Diabetes Telehealth Network

Telemedicine education

Tanya Mack of Womens Telehealth

Diabetes Telehealth Network

As patients want more control and visibility to their health data and mHealth (mobile health) and
technology are evolving daily, remote patient monitoring has emerged as a viable way to manage chronic diseases, such as diabetes. Remote home monitoring works by collecting health care data at the
patient’s home and then transmitting this data to health care providers in real time to make modifications if needed, avoid unnecessary hospital visits and prevent some serious long term

The University of MS has been one of the nation’s leading telehealth providers logging over 500K patient encounters, covering 35 medical specialties and serving 218 locations statewide. In 2014, the university developed the Diabetes Telehealth Network.

It has been estimated that the cost of diabetes in the US exceeds $2.7B/ yr. Real time insights and the ability to talk to patients remotely can lead to improved patient outcomes. The results of their pilot program have been astounding and now serve as a model for other states with access and limited provider resources to follow.

Join us today as we listen to Michael Adcock, Director of Network Strategies talk about this innovative and effective RPM solution.

Turning Point Breast Rehabilitation

breast cancer

Jill Binkley

Turning Point Breast Rehabilitation

TurningPoint Breast Cancer Rehabilitation improves quality of life for women with breast
cancer by providing, promoting and advocating specialized and evidence-based rehabilitation.
TurningPoint is a non-profit 501(c)3 healthcare organization.
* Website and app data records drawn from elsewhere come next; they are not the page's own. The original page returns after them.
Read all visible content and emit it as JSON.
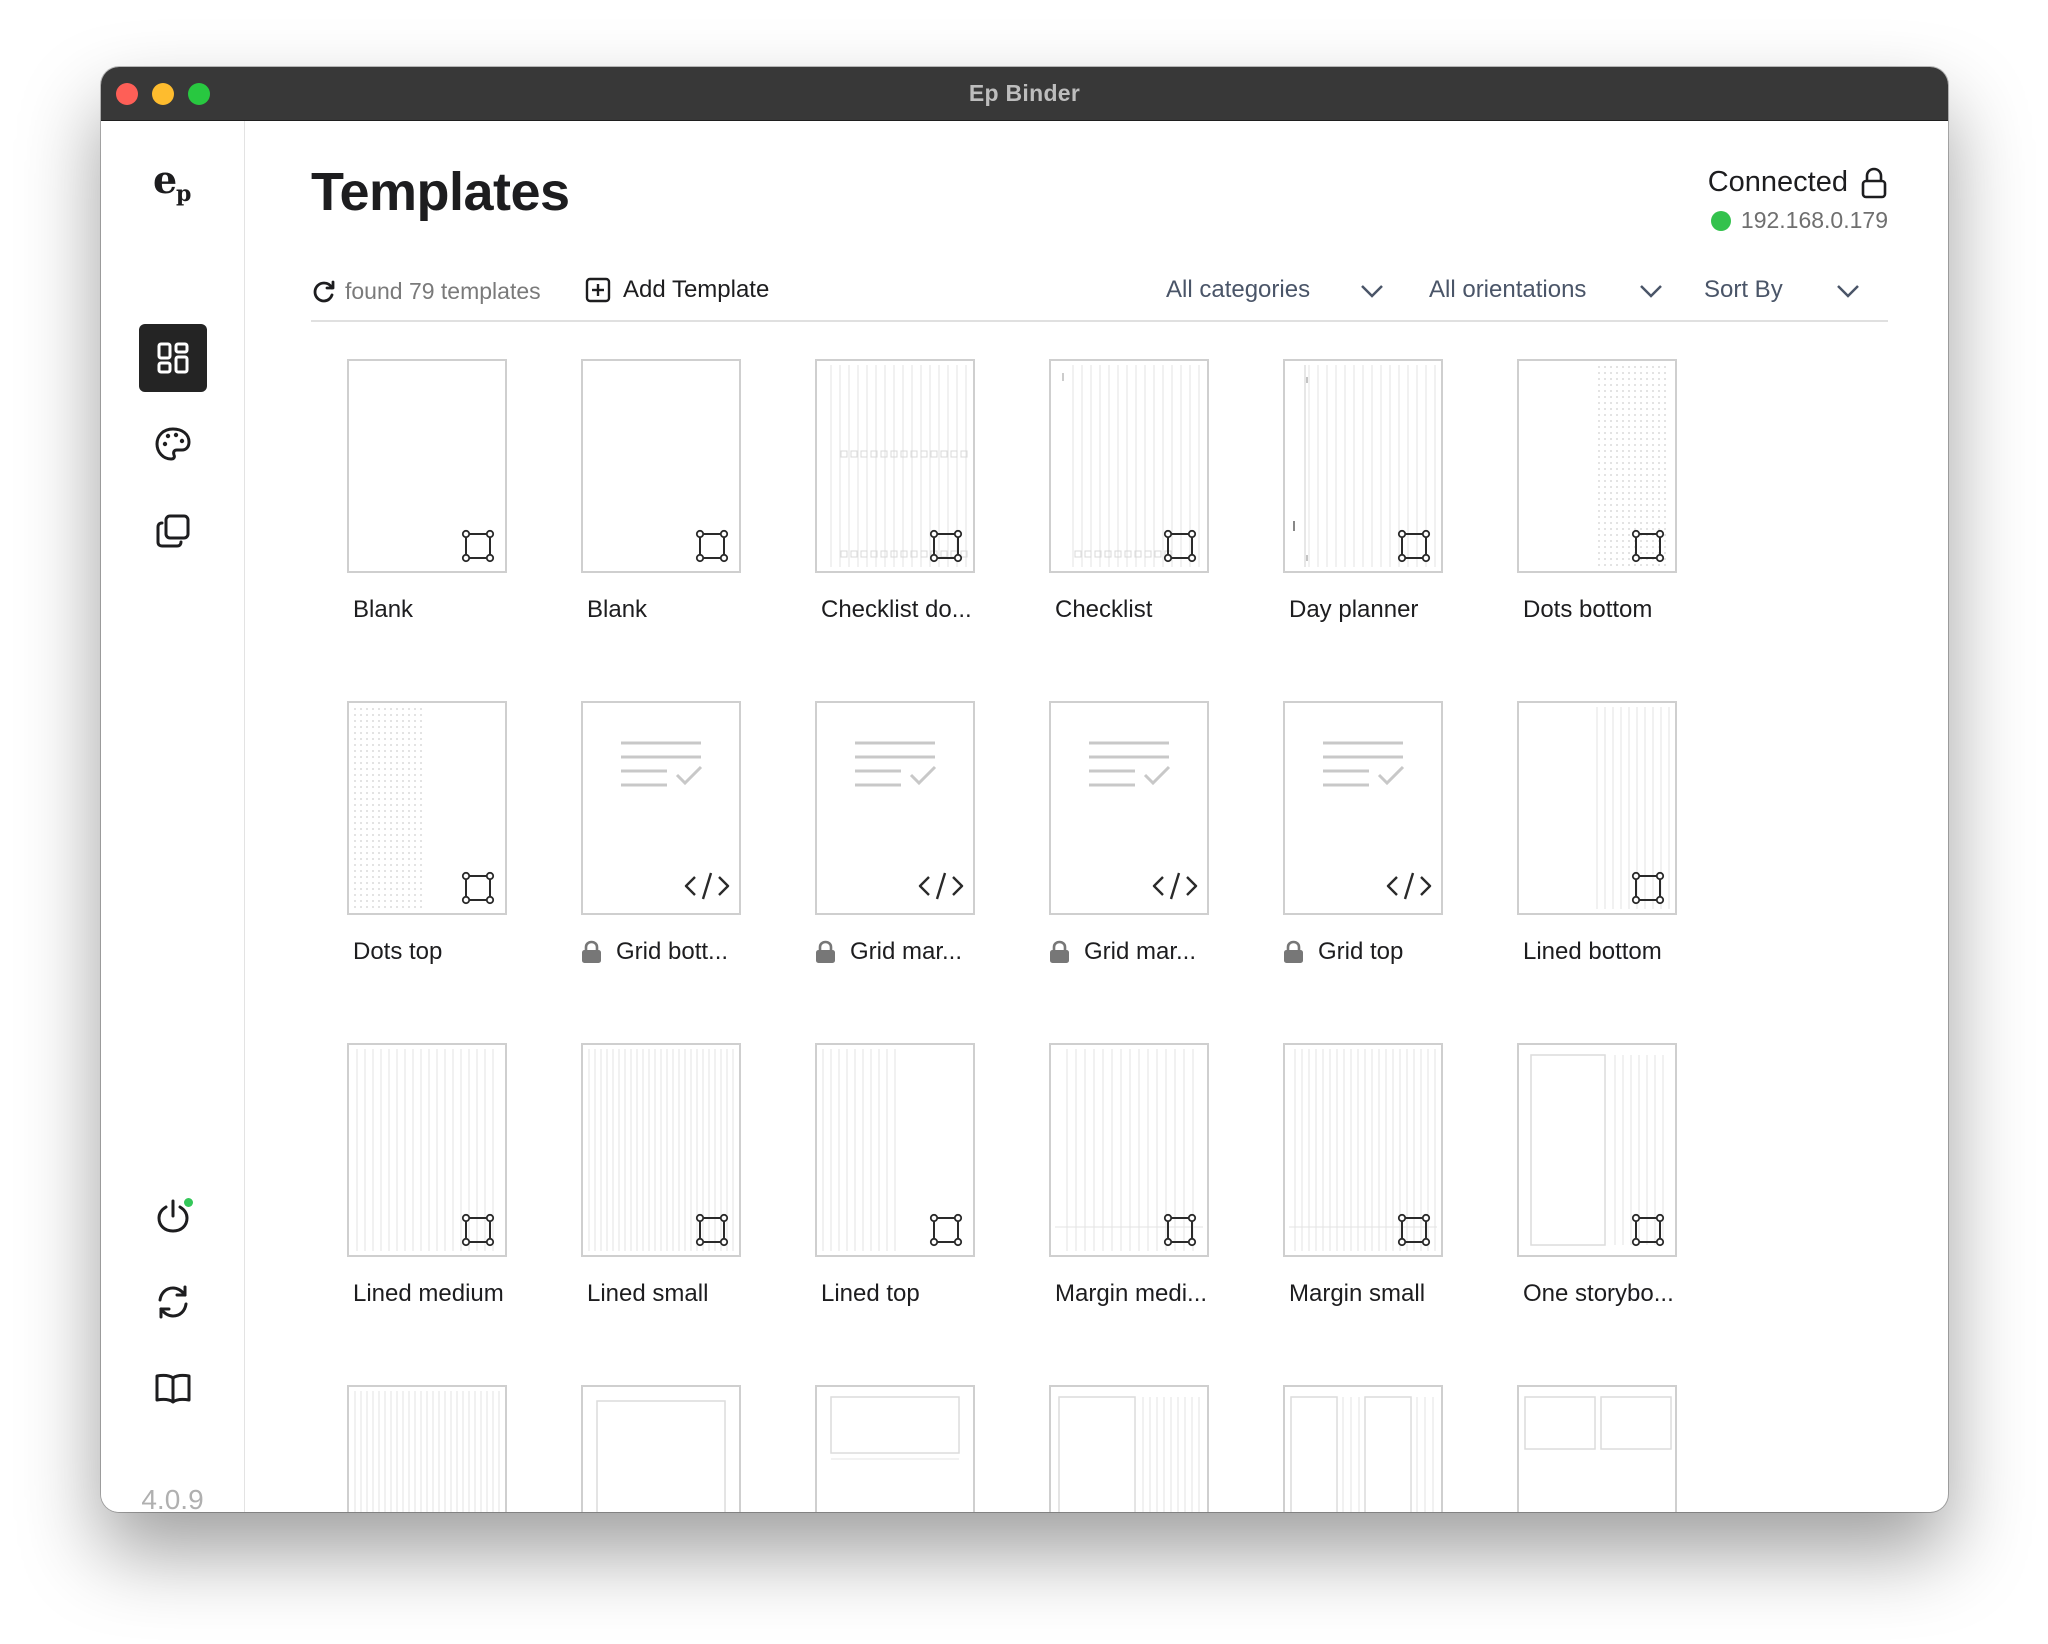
{
  "window": {
    "title": "Ep Binder"
  },
  "sidebar": {
    "logo_icon": "ep-logo-icon",
    "items": [
      {
        "name": "templates",
        "icon": "dashboard-icon",
        "active": true
      },
      {
        "name": "themes",
        "icon": "palette-icon",
        "active": false
      },
      {
        "name": "copies",
        "icon": "copy-icon",
        "active": false
      }
    ],
    "bottom_items": [
      {
        "name": "power",
        "icon": "power-icon"
      },
      {
        "name": "sync",
        "icon": "sync-icon"
      },
      {
        "name": "docs",
        "icon": "book-icon"
      }
    ],
    "version": "4.0.9"
  },
  "header": {
    "title": "Templates",
    "connection": {
      "status": "Connected",
      "ip": "192.168.0.179",
      "status_color": "#33c24d"
    }
  },
  "toolbar": {
    "found_text": "found 79 templates",
    "add_label": "Add Template",
    "categories_value": "All categories",
    "orientations_value": "All orientations",
    "sort_value": "Sort By"
  },
  "templates": [
    {
      "label": "Blank",
      "locked": false,
      "badge": "node-icon",
      "pattern": "blank"
    },
    {
      "label": "Blank",
      "locked": false,
      "badge": "node-icon",
      "pattern": "blank"
    },
    {
      "label": "Checklist do...",
      "locked": false,
      "badge": "node-icon",
      "pattern": "checklist-dots"
    },
    {
      "label": "Checklist",
      "locked": false,
      "badge": "node-icon",
      "pattern": "checklist"
    },
    {
      "label": "Day planner",
      "locked": false,
      "badge": "node-icon",
      "pattern": "dayplanner"
    },
    {
      "label": "Dots bottom",
      "locked": false,
      "badge": "node-icon",
      "pattern": "dots-right"
    },
    {
      "label": "Dots top",
      "locked": false,
      "badge": "node-icon",
      "pattern": "dots-left"
    },
    {
      "label": "Grid bott...",
      "locked": true,
      "badge": "code-icon",
      "pattern": "code"
    },
    {
      "label": "Grid mar...",
      "locked": true,
      "badge": "code-icon",
      "pattern": "code"
    },
    {
      "label": "Grid mar...",
      "locked": true,
      "badge": "code-icon",
      "pattern": "code"
    },
    {
      "label": "Grid top",
      "locked": true,
      "badge": "code-icon",
      "pattern": "code"
    },
    {
      "label": "Lined bottom",
      "locked": false,
      "badge": "node-icon",
      "pattern": "lines-right"
    },
    {
      "label": "Lined medium",
      "locked": false,
      "badge": "node-icon",
      "pattern": "lines-medium"
    },
    {
      "label": "Lined small",
      "locked": false,
      "badge": "node-icon",
      "pattern": "lines-small"
    },
    {
      "label": "Lined top",
      "locked": false,
      "badge": "node-icon",
      "pattern": "lines-left"
    },
    {
      "label": "Margin medi...",
      "locked": false,
      "badge": "node-icon",
      "pattern": "margin-medium"
    },
    {
      "label": "Margin small",
      "locked": false,
      "badge": "node-icon",
      "pattern": "margin-small"
    },
    {
      "label": "One storybo...",
      "locked": false,
      "badge": "node-icon",
      "pattern": "storyboard"
    },
    {
      "label": "",
      "locked": false,
      "badge": "",
      "pattern": "lines-small"
    },
    {
      "label": "",
      "locked": false,
      "badge": "",
      "pattern": "frame"
    },
    {
      "label": "",
      "locked": false,
      "badge": "",
      "pattern": "frame-wide"
    },
    {
      "label": "",
      "locked": false,
      "badge": "",
      "pattern": "frame-lines"
    },
    {
      "label": "",
      "locked": false,
      "badge": "",
      "pattern": "two-col"
    },
    {
      "label": "",
      "locked": false,
      "badge": "",
      "pattern": "two-box"
    }
  ]
}
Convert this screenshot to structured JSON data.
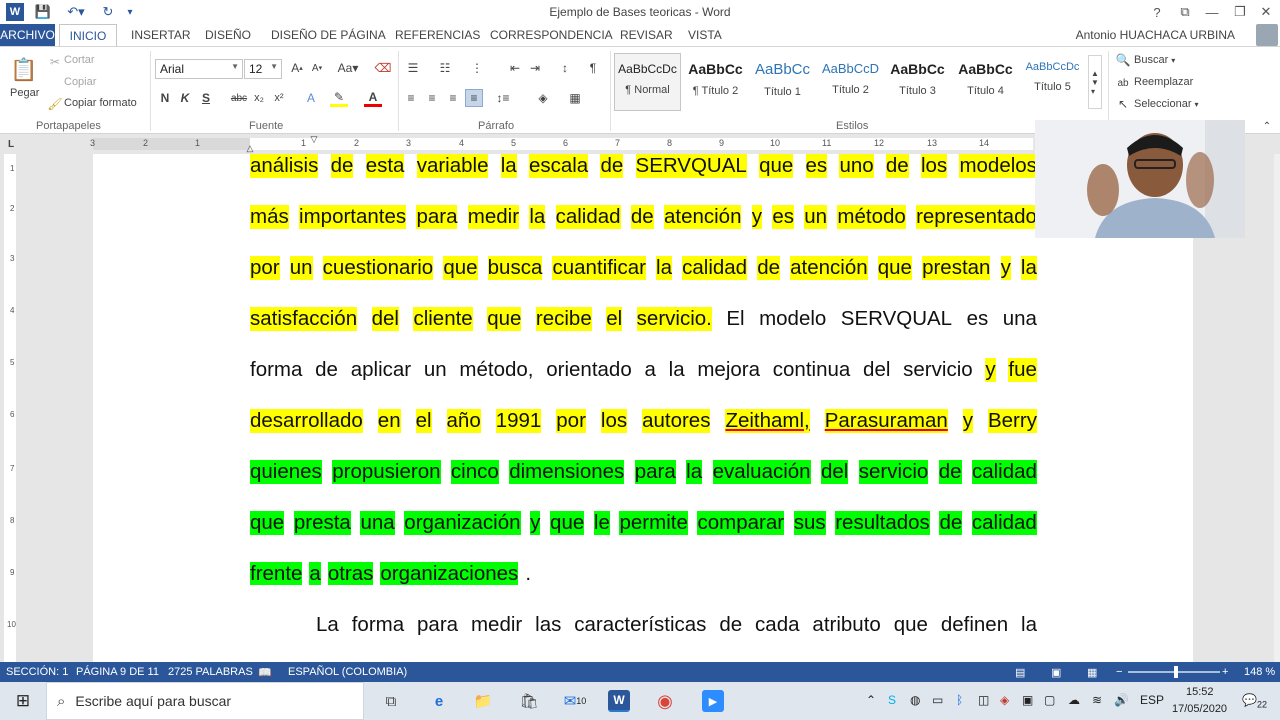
{
  "window": {
    "title": "Ejemplo de Bases  teoricas - Word",
    "controls": [
      "?",
      "⧉",
      "—",
      "❐",
      "✕"
    ]
  },
  "tabs": {
    "archivo": "ARCHIVO",
    "inicio": "INICIO",
    "insertar": "INSERTAR",
    "diseno": "DISEÑO",
    "diseno_pagina": "DISEÑO DE PÁGINA",
    "referencias": "REFERENCIAS",
    "correspondencia": "CORRESPONDENCIA",
    "revisar": "REVISAR",
    "vista": "VISTA",
    "user": "Antonio HUACHACA URBINA"
  },
  "clipboard": {
    "paste": "Pegar",
    "cut": "Cortar",
    "copy": "Copiar",
    "format_painter": "Copiar formato",
    "group": "Portapapeles"
  },
  "font": {
    "name": "Arial",
    "size": "12",
    "group": "Fuente",
    "bold": "N",
    "italic": "K",
    "underline": "S"
  },
  "paragraph": {
    "group": "Párrafo"
  },
  "styles": {
    "group": "Estilos",
    "items": [
      {
        "preview": "AaBbCcDc",
        "name": "¶ Normal"
      },
      {
        "preview": "AaBbCc",
        "name": "¶ Título 2"
      },
      {
        "preview": "AaBbCc",
        "name": "Título 1"
      },
      {
        "preview": "AaBbCcD",
        "name": "Título 2"
      },
      {
        "preview": "AaBbCc",
        "name": "Título 3"
      },
      {
        "preview": "AaBbCc",
        "name": "Título 4"
      },
      {
        "preview": "AaBbCcDc",
        "name": "Título 5"
      }
    ]
  },
  "editing": {
    "find": "Buscar",
    "replace": "Reemplazar",
    "select": "Seleccionar"
  },
  "ruler": {
    "h": [
      "3",
      "2",
      "1",
      "1",
      "2",
      "3",
      "4",
      "5",
      "6",
      "7",
      "8",
      "9",
      "10",
      "11",
      "12",
      "13",
      "14"
    ],
    "v": [
      "1",
      "2",
      "3",
      "4",
      "5",
      "6",
      "7",
      "8",
      "9",
      "10"
    ]
  },
  "document": {
    "lines": [
      [
        {
          "t": "análisis de esta variable la escala de SERVQUAL que es uno de los modelos",
          "h": "y"
        }
      ],
      [
        {
          "t": "más importantes para medir la calidad de atención y es un método representado",
          "h": "y"
        }
      ],
      [
        {
          "t": "por un cuestionario que busca cuantificar la calidad de atención que prestan y la",
          "h": "y"
        }
      ],
      [
        {
          "t": "satisfacción del cliente que recibe el servicio.",
          "h": "y"
        },
        {
          "t": " El modelo SERVQUAL es una",
          "h": ""
        }
      ],
      [
        {
          "t": "forma de aplicar un método, orientado a la mejora continua del servicio ",
          "h": ""
        },
        {
          "t": "y fue",
          "h": "y"
        }
      ],
      [
        {
          "t": "desarrollado en el año 1991 por los autores Zeithaml, Parasuraman y Berry",
          "h": "y"
        }
      ],
      [
        {
          "t": "quienes propusieron cinco dimensiones para la evaluación del servicio de calidad",
          "h": "g"
        }
      ],
      [
        {
          "t": "que presta una organización y que le permite comparar sus resultados de calidad",
          "h": "g"
        }
      ],
      [
        {
          "t": "frente a otras organizaciones",
          "h": "g"
        },
        {
          "t": ".",
          "h": ""
        }
      ],
      [
        {
          "t": "La forma para medir las características de cada atributo que definen la",
          "h": ""
        }
      ]
    ]
  },
  "status": {
    "section": "SECCIÓN: 1",
    "page": "PÁGINA 9 DE 11",
    "words": "2725 PALABRAS",
    "language": "ESPAÑOL (COLOMBIA)",
    "zoom": "148 %"
  },
  "taskbar": {
    "search_placeholder": "Escribe aquí para buscar",
    "mail_badge": "10",
    "lang": "ESP",
    "time": "15:52",
    "date": "17/05/2020",
    "notif": "22"
  }
}
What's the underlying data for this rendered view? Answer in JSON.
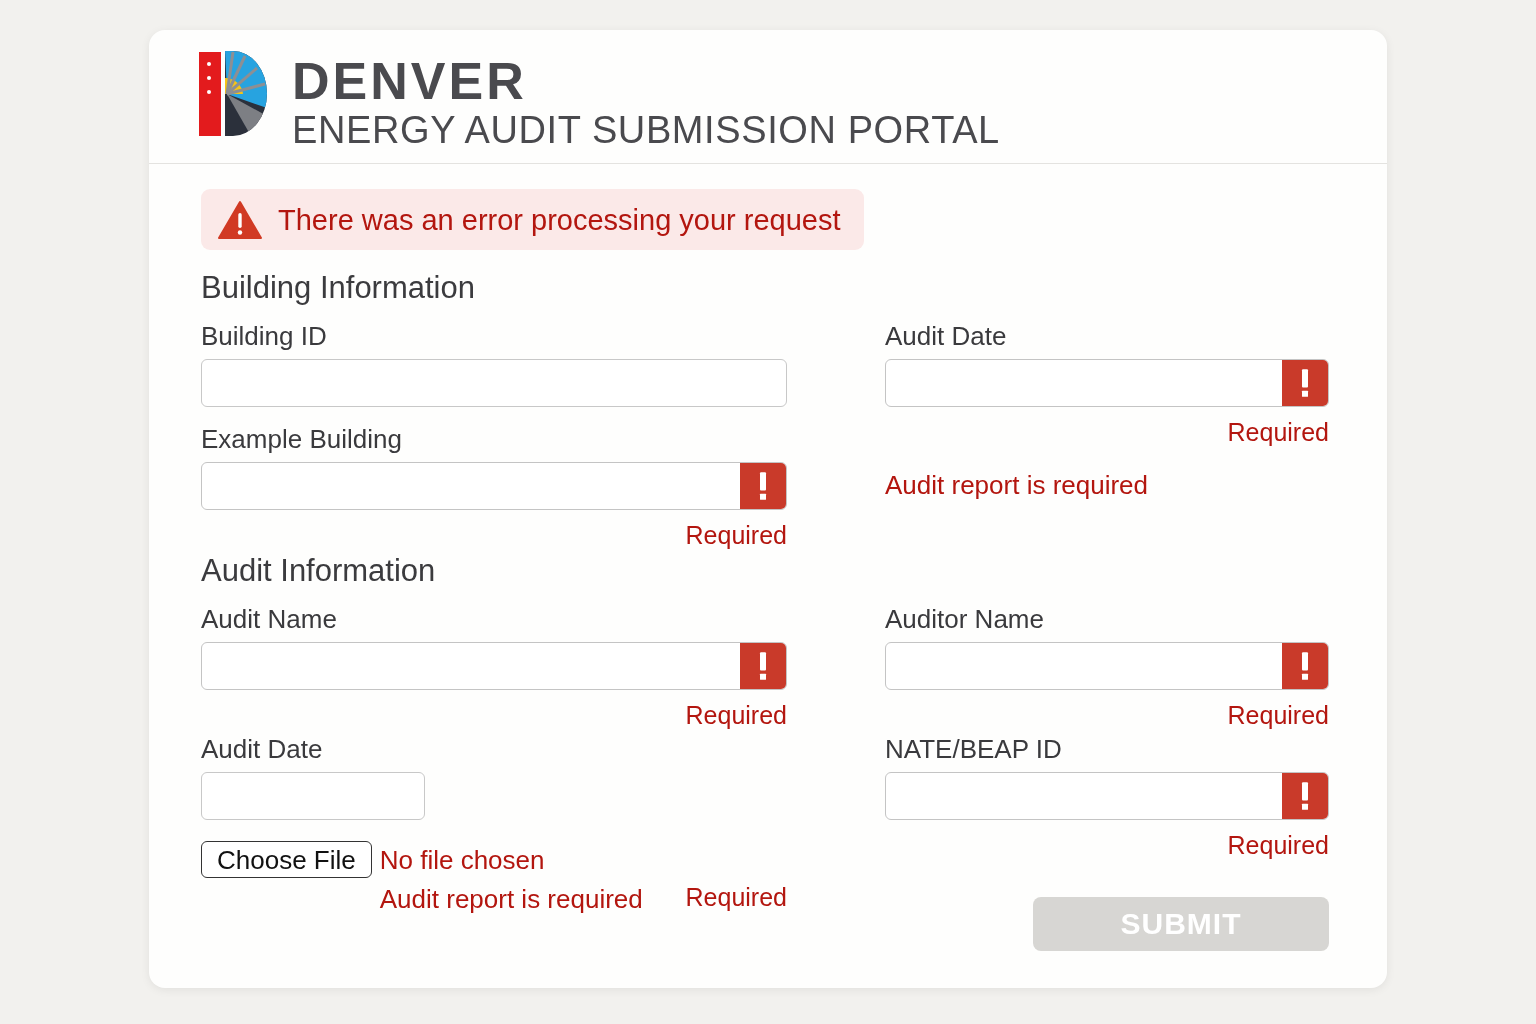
{
  "header": {
    "title": "DENVER",
    "subtitle": "ENERGY AUDIT SUBMISSION PORTAL"
  },
  "error_banner": {
    "message": "There was an error processing your request"
  },
  "sections": [
    {
      "title": "Building Information",
      "columns": [
        [
          {
            "kind": "text",
            "label": "Building ID",
            "invalid": false
          },
          {
            "kind": "text",
            "label": "Example Building",
            "invalid": true,
            "error": "Required"
          }
        ],
        [
          {
            "kind": "text",
            "label": "Audit Date",
            "invalid": true,
            "error": "Required"
          },
          {
            "kind": "message",
            "text": "Audit report is required"
          }
        ]
      ]
    },
    {
      "title": "Audit Information",
      "columns": [
        [
          {
            "kind": "text",
            "label": "Audit Name",
            "invalid": true,
            "error": "Required"
          },
          {
            "kind": "date",
            "label": "Audit Date",
            "invalid": false
          },
          {
            "kind": "file",
            "button": "Choose File",
            "status": "No file chosen",
            "message": "Audit report is required",
            "error": "Required"
          }
        ],
        [
          {
            "kind": "text",
            "label": "Auditor Name",
            "invalid": true,
            "error": "Required"
          },
          {
            "kind": "text",
            "label": "NATE/BEAP ID",
            "invalid": true,
            "error": "Required"
          },
          {
            "kind": "submit",
            "label": "SUBMIT",
            "disabled": true
          }
        ]
      ]
    }
  ]
}
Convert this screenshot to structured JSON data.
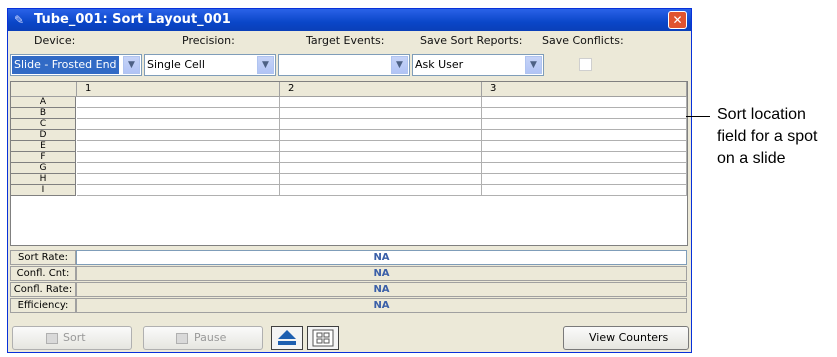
{
  "window": {
    "title": "Tube_001: Sort Layout_001",
    "close_symbol": "✕"
  },
  "headers": {
    "device": "Device:",
    "precision": "Precision:",
    "target_events": "Target Events:",
    "save_sort_reports": "Save Sort Reports:",
    "save_conflicts": "Save Conflicts:"
  },
  "controls": {
    "device": "Slide - Frosted End",
    "precision": "Single Cell",
    "target_events": "",
    "save_sort_reports": "Ask User",
    "save_conflicts_checked": false
  },
  "grid": {
    "columns": [
      "1",
      "2",
      "3"
    ],
    "rows": [
      "A",
      "B",
      "C",
      "D",
      "E",
      "F",
      "G",
      "H",
      "I"
    ]
  },
  "stats": {
    "sort_rate_label": "Sort Rate:",
    "sort_rate_value": "NA",
    "confl_cnt_label": "Confl. Cnt:",
    "confl_cnt_value": "NA",
    "confl_rate_label": "Confl. Rate:",
    "confl_rate_value": "NA",
    "efficiency_label": "Efficiency:",
    "efficiency_value": "NA"
  },
  "buttons": {
    "sort": "Sort",
    "pause": "Pause",
    "view_counters": "View Counters"
  },
  "annotation": {
    "line1": "Sort location",
    "line2": "field for a spot",
    "line3": "on a slide"
  },
  "colors": {
    "titlebar": "#0a46c8",
    "stat_value": "#3a5fa8",
    "selected_highlight": "#316ac5",
    "close_button": "#e0542f"
  },
  "icons": [
    "window-icon",
    "close-icon",
    "chevron-down-icon",
    "eject-icon",
    "plate-icon"
  ]
}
Services offered include physical
therapy, massage therapy, exercise classes, educational seminars, counseling, and nutritional counseling.